TASK: Going line by line through the entries below, note each one with "JSON", then report how many there are and nothing else.

[Element data from apps and pages]
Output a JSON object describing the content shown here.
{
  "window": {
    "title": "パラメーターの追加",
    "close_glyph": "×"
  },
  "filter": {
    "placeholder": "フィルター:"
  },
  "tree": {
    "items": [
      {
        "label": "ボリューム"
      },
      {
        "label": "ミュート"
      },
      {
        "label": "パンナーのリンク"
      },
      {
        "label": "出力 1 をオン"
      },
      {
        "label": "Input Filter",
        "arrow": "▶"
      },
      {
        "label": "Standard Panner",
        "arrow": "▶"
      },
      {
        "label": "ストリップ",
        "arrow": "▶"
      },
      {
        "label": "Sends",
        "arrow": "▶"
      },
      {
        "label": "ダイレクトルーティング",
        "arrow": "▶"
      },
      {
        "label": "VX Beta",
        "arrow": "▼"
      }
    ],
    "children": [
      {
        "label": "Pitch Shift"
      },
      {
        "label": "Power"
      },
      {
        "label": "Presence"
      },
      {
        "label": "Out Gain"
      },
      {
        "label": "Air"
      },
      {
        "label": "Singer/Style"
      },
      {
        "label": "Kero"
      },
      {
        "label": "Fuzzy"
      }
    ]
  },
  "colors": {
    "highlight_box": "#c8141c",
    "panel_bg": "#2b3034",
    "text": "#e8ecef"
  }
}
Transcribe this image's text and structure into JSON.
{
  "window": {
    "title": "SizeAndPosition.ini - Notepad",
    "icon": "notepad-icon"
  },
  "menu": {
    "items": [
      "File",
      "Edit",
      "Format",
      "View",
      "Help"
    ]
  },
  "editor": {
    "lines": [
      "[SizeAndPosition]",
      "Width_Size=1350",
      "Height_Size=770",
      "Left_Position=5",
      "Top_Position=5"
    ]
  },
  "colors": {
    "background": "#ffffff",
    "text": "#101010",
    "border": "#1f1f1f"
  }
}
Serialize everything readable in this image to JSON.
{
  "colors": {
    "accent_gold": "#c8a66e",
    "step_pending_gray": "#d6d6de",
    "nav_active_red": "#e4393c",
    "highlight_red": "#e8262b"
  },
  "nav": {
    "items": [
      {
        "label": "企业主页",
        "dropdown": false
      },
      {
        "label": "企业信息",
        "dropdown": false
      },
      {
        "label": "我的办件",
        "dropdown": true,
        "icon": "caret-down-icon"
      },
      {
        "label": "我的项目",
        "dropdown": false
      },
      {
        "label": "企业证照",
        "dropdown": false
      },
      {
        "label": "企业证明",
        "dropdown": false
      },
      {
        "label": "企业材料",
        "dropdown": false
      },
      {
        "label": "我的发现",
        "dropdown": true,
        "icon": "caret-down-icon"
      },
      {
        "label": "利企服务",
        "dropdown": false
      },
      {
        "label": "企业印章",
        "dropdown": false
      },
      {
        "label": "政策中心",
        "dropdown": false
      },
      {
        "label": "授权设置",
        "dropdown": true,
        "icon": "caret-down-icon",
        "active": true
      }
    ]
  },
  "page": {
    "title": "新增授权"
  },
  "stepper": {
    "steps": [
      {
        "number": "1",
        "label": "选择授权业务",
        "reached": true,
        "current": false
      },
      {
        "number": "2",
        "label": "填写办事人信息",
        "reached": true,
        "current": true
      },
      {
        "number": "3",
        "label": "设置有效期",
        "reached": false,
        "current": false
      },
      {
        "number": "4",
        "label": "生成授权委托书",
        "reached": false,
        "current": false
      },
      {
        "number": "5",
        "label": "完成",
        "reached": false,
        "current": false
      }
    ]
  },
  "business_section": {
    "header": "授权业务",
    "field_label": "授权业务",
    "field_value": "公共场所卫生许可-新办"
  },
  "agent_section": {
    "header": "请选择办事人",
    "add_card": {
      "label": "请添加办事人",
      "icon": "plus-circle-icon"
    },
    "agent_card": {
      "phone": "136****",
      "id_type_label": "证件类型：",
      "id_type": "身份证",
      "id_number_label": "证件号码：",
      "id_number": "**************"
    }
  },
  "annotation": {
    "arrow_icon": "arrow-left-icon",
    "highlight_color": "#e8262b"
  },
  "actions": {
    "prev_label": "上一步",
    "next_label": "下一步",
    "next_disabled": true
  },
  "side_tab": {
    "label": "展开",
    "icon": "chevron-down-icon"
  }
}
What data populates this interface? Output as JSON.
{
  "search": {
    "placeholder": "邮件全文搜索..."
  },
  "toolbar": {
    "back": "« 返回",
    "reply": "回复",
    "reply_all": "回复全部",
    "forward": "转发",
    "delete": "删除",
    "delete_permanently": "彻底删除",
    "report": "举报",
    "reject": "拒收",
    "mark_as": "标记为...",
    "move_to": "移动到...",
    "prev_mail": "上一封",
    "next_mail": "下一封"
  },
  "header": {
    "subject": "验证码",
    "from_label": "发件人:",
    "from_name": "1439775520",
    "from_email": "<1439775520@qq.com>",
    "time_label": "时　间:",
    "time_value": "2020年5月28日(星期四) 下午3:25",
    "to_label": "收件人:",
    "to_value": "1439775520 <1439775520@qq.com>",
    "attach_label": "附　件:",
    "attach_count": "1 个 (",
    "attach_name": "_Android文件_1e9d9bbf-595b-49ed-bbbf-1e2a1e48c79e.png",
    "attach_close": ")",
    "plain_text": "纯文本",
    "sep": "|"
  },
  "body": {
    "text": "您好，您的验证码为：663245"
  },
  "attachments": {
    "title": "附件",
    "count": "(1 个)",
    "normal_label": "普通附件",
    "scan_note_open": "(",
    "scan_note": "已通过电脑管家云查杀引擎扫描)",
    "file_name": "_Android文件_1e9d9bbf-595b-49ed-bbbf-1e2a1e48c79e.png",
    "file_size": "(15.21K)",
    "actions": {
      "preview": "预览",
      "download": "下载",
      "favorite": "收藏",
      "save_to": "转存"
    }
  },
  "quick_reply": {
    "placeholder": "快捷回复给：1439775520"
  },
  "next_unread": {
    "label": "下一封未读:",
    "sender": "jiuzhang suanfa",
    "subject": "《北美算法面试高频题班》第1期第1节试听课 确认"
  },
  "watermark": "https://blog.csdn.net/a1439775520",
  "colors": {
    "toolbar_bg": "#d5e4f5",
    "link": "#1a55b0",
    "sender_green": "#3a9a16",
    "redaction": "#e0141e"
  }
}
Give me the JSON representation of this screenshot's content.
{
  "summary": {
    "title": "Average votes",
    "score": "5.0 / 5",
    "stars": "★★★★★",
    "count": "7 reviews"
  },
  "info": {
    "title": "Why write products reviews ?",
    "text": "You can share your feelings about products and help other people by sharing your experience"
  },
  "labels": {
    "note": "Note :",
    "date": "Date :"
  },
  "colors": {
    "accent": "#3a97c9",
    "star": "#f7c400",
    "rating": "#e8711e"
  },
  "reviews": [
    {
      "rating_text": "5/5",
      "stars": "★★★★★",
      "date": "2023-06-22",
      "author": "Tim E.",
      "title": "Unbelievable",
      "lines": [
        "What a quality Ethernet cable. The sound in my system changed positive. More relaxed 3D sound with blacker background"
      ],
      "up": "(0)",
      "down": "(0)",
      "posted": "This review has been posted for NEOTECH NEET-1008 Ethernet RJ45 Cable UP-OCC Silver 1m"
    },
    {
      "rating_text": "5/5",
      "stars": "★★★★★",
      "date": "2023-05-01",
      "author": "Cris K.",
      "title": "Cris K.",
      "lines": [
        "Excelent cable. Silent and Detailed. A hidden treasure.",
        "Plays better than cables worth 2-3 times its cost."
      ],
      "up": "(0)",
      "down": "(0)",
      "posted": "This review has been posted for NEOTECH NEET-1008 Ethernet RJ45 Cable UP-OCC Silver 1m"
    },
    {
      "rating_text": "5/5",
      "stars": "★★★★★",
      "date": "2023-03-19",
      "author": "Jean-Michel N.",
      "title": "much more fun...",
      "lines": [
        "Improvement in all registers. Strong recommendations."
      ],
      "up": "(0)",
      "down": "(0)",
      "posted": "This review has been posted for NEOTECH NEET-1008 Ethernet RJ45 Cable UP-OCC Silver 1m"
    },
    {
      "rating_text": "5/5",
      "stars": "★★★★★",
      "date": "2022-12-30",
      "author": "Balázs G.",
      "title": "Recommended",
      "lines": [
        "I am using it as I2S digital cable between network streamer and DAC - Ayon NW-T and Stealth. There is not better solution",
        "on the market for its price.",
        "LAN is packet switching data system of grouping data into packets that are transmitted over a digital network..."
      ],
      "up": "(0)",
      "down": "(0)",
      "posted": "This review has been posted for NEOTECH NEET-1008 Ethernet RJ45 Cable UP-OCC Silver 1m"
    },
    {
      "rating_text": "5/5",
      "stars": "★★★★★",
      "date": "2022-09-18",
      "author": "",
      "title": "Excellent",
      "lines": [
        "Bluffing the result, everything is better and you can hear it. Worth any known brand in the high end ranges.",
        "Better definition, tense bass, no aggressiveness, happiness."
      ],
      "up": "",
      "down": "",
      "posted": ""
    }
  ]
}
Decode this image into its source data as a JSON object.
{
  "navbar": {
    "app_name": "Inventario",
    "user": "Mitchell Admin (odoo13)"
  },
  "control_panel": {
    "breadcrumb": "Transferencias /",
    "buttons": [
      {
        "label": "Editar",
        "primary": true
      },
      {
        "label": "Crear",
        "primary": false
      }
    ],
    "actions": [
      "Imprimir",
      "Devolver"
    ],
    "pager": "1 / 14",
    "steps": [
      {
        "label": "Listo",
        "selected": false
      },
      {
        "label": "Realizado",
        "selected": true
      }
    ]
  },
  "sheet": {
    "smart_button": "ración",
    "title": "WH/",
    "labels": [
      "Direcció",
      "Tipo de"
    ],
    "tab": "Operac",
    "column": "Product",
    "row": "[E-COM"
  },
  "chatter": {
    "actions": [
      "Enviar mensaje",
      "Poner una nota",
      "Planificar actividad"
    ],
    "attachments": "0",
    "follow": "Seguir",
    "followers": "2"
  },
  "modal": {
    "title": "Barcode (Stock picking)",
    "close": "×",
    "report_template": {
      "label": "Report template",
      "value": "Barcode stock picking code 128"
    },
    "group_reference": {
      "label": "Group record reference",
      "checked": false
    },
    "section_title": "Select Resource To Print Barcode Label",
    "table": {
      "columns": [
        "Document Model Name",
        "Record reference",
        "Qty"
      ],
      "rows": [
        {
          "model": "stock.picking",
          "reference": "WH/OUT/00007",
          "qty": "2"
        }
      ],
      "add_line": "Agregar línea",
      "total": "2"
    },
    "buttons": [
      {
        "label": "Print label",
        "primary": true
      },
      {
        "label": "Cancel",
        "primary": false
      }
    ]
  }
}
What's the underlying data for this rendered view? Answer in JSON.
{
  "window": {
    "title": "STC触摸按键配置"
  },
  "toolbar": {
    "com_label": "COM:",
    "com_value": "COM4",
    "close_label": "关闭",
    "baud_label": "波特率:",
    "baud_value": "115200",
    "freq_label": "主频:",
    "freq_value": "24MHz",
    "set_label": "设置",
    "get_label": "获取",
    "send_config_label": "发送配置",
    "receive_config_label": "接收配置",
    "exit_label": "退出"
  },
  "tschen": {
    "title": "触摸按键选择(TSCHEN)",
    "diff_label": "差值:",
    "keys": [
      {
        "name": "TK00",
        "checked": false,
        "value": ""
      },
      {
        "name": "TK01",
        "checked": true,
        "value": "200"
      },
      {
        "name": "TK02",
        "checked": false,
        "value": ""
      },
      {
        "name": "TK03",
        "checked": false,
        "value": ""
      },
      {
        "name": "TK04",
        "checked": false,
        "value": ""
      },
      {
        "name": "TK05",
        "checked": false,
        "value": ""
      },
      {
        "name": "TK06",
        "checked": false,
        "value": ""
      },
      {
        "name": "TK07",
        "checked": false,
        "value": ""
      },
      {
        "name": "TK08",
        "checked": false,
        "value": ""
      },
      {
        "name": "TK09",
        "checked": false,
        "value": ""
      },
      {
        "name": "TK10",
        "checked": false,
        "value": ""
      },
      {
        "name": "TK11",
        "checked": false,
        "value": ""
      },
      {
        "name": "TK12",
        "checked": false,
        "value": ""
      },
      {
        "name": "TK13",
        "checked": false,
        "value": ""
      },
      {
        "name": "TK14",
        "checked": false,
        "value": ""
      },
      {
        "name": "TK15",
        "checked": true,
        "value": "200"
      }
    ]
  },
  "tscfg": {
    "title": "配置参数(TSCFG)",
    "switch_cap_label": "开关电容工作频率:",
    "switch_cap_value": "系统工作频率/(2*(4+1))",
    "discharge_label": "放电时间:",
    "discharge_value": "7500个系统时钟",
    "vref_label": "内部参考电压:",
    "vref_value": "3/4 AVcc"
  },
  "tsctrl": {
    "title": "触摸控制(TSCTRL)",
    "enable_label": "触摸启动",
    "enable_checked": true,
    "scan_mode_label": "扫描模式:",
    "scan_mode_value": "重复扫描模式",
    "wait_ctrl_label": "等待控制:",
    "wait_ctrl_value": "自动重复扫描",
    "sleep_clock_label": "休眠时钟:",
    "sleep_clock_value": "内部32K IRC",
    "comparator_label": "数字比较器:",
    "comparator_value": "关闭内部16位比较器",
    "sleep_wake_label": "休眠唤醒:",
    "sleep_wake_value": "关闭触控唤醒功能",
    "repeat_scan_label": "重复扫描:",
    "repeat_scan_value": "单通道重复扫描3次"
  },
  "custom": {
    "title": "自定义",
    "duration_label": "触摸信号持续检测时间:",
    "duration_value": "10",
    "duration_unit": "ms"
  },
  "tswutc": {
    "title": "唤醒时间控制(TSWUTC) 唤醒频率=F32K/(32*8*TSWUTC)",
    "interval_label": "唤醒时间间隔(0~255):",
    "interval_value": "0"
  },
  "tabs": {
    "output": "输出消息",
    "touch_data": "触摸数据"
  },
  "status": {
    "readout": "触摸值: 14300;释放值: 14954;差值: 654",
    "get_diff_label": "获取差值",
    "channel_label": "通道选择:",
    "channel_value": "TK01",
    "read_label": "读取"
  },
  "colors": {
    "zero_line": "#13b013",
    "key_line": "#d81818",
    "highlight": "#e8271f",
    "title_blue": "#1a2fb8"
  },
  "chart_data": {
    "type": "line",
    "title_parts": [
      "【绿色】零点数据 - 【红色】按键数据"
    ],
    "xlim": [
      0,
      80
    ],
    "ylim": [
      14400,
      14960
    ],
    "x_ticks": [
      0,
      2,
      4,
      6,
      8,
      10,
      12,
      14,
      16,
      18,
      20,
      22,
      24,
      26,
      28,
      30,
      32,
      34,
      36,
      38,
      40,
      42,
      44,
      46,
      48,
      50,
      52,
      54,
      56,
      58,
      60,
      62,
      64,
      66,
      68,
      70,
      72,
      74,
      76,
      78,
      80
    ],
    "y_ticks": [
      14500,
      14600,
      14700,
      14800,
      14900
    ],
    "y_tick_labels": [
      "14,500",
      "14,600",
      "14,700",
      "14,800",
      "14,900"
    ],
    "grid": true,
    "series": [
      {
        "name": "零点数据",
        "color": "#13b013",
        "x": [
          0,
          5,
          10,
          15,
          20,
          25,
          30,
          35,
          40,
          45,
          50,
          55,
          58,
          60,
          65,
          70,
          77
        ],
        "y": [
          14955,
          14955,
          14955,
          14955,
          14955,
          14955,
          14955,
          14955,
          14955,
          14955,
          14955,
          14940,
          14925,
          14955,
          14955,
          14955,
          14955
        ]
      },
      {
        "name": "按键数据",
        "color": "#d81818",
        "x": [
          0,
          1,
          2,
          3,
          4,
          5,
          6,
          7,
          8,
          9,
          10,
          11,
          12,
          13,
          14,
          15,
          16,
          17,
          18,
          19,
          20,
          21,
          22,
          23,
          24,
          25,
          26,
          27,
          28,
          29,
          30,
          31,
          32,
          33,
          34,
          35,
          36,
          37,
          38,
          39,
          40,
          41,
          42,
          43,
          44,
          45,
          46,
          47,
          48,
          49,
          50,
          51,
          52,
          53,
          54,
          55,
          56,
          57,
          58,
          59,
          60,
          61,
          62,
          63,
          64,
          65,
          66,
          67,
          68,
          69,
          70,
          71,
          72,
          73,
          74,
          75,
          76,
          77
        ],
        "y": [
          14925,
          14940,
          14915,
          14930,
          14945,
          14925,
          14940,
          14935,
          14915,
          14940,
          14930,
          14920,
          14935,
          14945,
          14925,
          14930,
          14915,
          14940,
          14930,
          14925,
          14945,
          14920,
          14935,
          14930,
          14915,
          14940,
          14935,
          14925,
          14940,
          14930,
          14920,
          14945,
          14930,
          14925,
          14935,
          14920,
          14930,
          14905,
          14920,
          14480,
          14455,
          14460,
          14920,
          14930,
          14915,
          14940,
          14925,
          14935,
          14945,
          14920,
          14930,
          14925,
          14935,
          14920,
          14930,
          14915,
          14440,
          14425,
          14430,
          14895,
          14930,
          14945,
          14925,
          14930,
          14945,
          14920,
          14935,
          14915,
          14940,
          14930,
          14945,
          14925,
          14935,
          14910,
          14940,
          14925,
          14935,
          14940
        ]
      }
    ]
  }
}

WRITTEN ANSWER: 7